Mark Twain's famous advice to "Write what you know" actually has more facets than commonly thought, which help address this question. Even a superficial interpretation of this quote provides effective advice because it calibrates the author's imagination toward their actual, physical experience, which develops a strong fictional dream. But that's just one facet. Specificity is the keystone to understanding the other facet.

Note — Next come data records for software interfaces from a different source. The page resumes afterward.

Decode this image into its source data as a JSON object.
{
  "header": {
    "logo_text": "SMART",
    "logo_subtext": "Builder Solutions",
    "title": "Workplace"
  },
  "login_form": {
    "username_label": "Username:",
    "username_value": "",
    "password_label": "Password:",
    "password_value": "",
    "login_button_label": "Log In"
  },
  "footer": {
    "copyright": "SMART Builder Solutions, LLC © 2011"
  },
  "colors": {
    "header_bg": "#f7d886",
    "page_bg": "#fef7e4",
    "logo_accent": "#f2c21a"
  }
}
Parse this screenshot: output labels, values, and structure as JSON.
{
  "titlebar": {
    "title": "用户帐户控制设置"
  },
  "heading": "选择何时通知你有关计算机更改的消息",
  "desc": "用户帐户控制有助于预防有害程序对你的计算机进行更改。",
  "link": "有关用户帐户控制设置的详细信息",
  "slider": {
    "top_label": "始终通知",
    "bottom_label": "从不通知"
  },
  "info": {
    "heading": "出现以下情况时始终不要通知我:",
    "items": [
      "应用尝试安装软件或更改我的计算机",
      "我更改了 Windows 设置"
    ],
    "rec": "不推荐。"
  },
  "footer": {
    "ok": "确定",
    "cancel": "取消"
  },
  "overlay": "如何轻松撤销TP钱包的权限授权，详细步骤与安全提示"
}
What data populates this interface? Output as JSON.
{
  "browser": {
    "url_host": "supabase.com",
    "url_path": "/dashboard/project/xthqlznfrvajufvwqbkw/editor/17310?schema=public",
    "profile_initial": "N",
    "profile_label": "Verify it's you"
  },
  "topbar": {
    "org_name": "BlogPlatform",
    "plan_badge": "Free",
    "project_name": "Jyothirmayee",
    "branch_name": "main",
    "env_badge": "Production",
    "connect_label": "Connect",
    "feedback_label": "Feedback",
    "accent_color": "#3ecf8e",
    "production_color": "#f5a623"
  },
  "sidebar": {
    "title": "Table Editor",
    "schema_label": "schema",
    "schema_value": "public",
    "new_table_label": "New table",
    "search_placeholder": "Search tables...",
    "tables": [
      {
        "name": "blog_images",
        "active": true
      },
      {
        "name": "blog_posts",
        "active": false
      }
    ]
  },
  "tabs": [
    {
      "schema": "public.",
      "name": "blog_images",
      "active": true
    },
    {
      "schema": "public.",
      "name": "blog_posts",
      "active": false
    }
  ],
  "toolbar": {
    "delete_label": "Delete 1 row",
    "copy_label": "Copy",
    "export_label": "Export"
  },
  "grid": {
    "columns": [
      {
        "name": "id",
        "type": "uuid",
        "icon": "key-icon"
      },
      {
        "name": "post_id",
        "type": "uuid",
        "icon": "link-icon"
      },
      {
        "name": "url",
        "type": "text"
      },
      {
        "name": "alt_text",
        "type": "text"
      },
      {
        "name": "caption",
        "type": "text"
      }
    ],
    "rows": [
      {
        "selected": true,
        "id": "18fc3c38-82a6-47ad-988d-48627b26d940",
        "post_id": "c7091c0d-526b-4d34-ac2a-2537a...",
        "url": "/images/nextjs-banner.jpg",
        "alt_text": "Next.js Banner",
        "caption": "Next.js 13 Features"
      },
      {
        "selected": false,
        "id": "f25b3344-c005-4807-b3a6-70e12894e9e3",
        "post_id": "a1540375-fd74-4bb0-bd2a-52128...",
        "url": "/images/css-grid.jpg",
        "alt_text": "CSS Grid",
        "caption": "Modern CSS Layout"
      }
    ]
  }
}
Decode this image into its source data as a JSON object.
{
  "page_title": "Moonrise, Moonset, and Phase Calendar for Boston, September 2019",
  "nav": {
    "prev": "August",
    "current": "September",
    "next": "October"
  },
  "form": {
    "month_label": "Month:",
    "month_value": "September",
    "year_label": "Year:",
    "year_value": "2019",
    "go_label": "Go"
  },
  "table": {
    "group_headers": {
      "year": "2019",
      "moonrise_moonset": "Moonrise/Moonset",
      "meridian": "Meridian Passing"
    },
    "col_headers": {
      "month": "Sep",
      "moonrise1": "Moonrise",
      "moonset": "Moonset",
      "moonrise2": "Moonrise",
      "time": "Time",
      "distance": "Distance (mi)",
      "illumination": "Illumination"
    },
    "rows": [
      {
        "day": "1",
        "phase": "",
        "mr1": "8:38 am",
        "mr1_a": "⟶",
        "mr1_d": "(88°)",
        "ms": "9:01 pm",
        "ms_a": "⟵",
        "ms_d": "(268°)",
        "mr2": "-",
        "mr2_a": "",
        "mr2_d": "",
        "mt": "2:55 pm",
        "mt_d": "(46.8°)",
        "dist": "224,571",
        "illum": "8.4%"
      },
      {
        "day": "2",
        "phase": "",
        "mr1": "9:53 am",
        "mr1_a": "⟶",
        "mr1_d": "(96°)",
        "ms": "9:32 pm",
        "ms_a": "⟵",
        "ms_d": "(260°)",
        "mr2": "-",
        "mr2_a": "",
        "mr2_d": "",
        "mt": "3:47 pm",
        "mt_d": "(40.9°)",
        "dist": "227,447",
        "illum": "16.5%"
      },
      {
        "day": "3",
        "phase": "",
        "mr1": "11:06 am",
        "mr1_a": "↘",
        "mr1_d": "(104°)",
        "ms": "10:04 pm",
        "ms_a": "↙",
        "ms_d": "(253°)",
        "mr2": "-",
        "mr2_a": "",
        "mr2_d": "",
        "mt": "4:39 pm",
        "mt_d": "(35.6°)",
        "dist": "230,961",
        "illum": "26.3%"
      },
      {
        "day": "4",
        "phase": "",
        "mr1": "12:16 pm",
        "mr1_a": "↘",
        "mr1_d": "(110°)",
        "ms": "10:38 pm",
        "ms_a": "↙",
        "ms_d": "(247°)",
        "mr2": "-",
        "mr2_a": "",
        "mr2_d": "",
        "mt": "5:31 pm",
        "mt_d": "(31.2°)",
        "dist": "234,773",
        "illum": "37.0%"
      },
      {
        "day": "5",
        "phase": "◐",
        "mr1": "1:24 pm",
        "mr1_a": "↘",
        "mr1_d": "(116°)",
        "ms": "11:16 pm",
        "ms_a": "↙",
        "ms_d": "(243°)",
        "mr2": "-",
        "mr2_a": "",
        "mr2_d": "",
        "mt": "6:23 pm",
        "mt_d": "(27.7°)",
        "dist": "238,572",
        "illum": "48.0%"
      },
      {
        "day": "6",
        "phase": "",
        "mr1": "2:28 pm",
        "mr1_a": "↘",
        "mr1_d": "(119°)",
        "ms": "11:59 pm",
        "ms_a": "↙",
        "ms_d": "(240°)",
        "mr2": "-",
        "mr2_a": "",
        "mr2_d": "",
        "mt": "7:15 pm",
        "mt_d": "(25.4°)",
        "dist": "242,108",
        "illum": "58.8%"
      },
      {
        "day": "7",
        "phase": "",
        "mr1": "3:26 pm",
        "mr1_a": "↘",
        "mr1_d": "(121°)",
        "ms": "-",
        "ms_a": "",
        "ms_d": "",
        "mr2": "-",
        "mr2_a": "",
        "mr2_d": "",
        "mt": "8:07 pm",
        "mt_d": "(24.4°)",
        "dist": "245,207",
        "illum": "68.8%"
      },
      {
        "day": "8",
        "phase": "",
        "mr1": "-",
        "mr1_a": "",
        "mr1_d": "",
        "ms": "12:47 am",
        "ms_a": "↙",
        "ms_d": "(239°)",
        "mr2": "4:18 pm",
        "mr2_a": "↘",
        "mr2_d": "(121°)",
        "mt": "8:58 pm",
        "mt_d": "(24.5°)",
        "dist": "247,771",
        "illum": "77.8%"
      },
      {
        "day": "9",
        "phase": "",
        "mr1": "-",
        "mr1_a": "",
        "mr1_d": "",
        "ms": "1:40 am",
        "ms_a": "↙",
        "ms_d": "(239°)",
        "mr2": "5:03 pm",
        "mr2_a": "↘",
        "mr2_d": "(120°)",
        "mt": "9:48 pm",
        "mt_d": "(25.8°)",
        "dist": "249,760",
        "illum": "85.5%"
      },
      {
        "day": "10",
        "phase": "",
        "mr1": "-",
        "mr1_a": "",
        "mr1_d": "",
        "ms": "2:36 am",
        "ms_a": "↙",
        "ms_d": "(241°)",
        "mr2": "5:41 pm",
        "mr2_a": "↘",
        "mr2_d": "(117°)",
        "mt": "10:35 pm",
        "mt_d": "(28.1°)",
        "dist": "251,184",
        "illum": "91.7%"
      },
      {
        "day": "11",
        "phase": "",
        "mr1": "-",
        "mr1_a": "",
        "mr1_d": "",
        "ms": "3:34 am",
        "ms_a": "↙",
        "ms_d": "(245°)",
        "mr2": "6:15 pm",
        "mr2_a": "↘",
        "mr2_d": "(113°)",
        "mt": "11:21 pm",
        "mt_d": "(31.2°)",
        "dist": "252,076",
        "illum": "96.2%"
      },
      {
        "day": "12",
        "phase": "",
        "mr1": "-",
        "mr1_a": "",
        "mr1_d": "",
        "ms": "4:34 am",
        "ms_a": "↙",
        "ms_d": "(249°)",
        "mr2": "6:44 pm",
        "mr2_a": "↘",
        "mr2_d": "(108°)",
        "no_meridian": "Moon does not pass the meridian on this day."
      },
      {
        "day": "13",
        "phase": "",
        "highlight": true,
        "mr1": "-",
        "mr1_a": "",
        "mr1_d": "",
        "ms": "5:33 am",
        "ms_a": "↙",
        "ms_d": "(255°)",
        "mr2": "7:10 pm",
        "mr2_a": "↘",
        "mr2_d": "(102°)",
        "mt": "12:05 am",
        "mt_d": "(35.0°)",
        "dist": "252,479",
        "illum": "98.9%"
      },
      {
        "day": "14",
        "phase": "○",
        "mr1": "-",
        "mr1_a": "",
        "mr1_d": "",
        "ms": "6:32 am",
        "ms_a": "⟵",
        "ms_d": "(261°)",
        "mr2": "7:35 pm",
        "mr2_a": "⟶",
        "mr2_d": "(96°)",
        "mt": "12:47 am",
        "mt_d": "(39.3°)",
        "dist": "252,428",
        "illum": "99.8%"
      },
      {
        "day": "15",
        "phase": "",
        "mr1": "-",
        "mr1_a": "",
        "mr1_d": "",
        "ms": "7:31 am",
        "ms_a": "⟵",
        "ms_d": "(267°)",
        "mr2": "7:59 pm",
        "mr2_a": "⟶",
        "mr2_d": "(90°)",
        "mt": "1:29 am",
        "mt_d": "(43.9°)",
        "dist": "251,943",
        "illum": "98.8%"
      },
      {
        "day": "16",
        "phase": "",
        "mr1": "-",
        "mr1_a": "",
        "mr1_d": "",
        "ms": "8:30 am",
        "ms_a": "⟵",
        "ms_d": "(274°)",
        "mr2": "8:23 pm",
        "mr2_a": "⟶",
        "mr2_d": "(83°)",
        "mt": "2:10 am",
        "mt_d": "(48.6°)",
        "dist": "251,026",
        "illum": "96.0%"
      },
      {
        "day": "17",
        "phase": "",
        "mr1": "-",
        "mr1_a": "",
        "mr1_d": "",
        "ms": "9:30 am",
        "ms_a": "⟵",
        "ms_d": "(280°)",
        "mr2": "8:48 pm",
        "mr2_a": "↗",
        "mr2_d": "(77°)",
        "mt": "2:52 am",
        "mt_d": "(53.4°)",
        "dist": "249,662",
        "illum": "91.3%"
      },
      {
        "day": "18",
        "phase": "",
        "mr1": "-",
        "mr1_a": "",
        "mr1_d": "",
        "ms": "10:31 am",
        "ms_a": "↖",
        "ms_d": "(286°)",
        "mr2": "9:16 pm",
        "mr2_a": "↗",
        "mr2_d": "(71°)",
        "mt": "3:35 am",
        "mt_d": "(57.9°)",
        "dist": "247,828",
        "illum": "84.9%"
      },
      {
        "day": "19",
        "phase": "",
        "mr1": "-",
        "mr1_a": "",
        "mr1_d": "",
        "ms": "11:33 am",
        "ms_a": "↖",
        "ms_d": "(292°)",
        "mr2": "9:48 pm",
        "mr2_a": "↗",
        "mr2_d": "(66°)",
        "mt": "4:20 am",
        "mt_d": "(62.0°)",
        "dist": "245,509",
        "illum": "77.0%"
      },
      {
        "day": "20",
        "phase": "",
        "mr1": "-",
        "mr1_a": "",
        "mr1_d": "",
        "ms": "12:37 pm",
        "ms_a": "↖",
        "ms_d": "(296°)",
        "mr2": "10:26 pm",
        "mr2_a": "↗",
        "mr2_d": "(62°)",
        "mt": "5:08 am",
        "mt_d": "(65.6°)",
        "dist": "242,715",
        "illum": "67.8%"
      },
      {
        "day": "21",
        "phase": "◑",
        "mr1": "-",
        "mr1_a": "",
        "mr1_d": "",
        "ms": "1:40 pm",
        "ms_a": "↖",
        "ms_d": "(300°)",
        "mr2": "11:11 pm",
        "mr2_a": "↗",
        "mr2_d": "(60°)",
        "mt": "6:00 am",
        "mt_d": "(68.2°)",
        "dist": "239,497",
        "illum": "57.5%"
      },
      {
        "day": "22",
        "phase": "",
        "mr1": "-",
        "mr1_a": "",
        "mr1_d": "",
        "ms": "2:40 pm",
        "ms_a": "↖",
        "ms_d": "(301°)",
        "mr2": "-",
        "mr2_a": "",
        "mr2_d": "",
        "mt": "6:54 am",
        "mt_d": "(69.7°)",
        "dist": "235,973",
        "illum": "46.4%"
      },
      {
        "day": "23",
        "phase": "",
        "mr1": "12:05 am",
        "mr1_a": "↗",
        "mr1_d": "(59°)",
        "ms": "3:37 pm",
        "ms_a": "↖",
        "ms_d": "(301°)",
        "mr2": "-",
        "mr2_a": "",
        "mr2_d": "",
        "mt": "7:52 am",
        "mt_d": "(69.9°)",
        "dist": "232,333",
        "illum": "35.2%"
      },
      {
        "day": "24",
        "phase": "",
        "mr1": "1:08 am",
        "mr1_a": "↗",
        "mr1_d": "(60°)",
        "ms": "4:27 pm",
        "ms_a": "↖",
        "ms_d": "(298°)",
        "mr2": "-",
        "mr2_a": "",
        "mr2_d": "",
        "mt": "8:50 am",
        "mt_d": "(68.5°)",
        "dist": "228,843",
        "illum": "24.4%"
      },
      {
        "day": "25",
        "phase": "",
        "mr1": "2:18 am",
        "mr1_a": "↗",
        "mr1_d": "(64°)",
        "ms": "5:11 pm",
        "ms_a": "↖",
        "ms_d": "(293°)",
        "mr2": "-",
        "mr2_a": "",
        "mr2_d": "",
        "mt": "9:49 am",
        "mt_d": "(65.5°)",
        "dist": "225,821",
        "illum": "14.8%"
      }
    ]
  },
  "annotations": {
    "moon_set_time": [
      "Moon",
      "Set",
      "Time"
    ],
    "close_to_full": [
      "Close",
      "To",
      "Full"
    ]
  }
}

Twain's advice shows how direct experience nourishes writing. Although it's the common understanding, it's true and accurate because the direct experience calibrates the writer's attention, provides them fine detail, and allows them to imbue a certain emotional tone into the piece. All of these--plus others--breathe life into literature, which is why Twain's advice still holds strong. The other facet--a lesser common one--is done through method acting. Nathan Englander, a judge of the Big Think, Short Fiction contest, says that Twain's advice is horribly misunderstood because writers believe that direct experience is the sole feeder of organic writing. This relates to method acting in that fiction writers call up a certain experience or emotion to get themselves into empathic alignment with the character or story. That story or plot line may be completely made up, but since they're writing from a genuine emotional or mental standpoint similar to their character or plot line, they're still writing what they know. The specific details are indeed different, however, the specific experience being called upon to inform the piece is the same. This can be a slippery slope though, because romantic, imaginative writers have the potential to dream up localities and situations completely alien to their direct or emotional experience, but feel as though they're real because they originated them. Just because a writer feels something doesn't make it real, which is why specificity is an effective standard for writers to use to originate and judge their substance. Recalling some real and specific component, aspect, or situation keeps fiction grounded, whether or not the plot line or character was specifically experienced in the writer's life. The more genuine experiences and affects a writer can incorporate, the more gritty and realistic the fiction becomes, which leads right back to the common interpretation of "Write what you know," that our actual experiences inform and ground our fictional writing.
Click the RSS FEED button below to receive notification of new Orwell 365 posts.